### [Work to complete]
What lines below include the string "lòng"? Pick them out and copy them.

### [Exercise input]
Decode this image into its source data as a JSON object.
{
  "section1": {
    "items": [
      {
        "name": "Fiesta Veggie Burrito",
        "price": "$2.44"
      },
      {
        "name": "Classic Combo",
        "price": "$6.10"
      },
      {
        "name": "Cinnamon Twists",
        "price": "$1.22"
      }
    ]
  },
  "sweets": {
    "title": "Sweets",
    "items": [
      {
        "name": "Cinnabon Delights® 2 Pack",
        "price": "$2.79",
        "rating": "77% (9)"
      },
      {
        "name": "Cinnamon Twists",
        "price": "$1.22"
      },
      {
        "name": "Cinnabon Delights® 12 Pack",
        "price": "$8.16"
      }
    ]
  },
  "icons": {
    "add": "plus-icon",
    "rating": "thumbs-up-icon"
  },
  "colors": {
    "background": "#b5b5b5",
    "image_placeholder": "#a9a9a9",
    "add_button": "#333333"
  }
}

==

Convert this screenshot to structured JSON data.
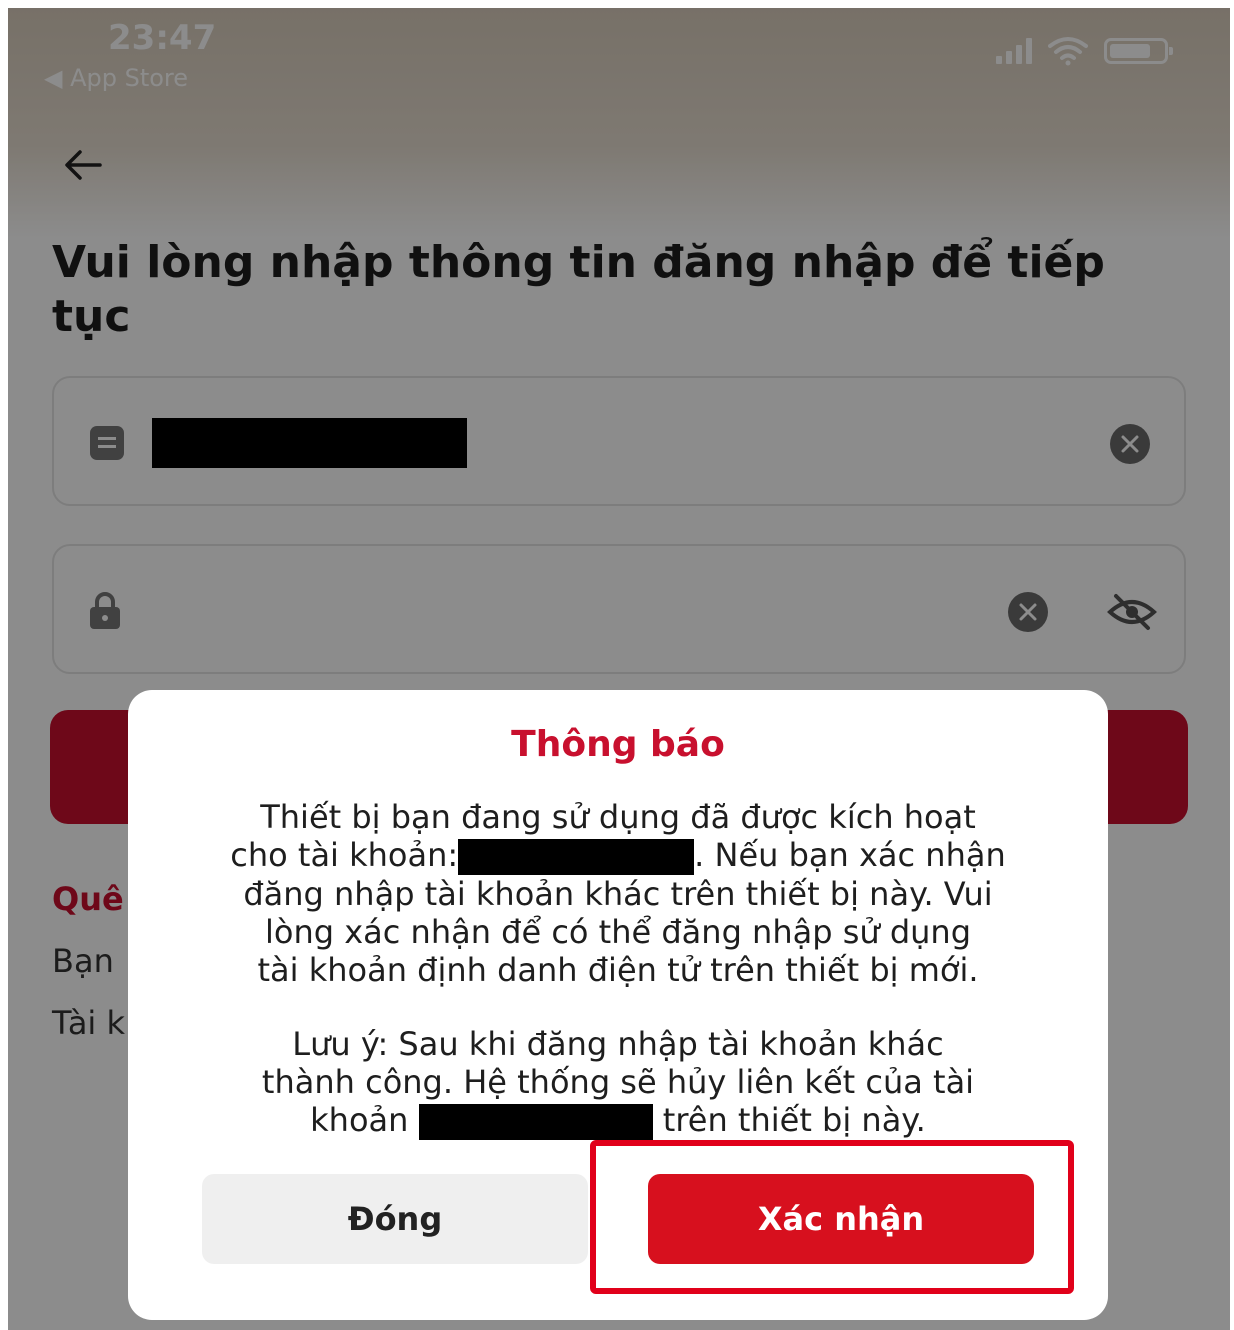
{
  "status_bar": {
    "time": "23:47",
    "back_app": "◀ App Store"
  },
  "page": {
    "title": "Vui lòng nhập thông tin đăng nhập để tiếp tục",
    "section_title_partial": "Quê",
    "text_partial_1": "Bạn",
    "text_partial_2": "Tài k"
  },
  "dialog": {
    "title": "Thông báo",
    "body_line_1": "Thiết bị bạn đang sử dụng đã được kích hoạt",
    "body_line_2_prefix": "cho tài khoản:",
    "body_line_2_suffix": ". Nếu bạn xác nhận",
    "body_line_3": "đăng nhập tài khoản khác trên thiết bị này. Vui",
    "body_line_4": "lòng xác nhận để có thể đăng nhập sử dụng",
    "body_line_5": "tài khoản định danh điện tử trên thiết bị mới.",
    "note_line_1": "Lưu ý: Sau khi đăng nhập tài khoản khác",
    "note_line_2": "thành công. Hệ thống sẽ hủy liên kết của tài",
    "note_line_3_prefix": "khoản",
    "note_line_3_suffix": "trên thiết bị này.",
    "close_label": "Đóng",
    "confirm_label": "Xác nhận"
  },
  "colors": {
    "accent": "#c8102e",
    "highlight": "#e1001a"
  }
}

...

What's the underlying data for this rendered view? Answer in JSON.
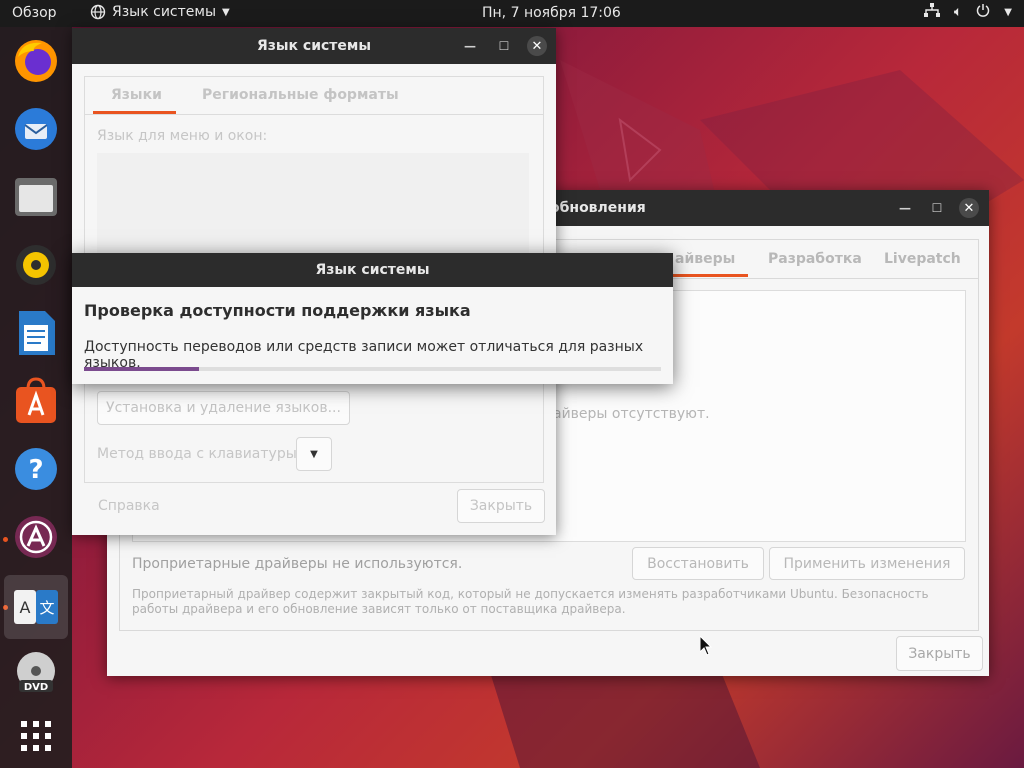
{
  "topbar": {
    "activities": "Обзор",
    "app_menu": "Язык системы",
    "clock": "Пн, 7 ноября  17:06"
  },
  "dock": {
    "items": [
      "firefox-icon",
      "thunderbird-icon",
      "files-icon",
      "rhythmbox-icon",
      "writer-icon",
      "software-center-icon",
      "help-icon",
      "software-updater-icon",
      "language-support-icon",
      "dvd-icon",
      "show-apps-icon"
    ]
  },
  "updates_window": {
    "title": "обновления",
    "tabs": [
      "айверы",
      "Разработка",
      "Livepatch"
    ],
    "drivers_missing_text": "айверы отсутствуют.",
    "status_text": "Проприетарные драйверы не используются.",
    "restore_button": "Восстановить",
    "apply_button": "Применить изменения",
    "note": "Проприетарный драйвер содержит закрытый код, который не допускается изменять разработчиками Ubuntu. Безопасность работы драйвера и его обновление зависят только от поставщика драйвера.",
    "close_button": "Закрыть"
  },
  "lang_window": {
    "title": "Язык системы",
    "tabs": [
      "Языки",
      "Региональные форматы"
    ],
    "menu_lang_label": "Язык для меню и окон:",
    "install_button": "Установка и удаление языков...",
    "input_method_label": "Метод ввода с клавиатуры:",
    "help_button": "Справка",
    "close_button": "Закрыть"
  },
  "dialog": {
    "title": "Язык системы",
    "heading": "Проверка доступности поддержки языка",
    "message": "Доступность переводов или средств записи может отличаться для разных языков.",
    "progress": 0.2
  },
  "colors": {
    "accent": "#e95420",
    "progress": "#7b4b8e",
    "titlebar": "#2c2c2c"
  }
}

### [Solution to the exercise]
    "title": "Vui lòng nhập thông tin đăng nhập để tiếp tục",
    "body_line_4": "lòng xác nhận để có thể đăng nhập sử dụng",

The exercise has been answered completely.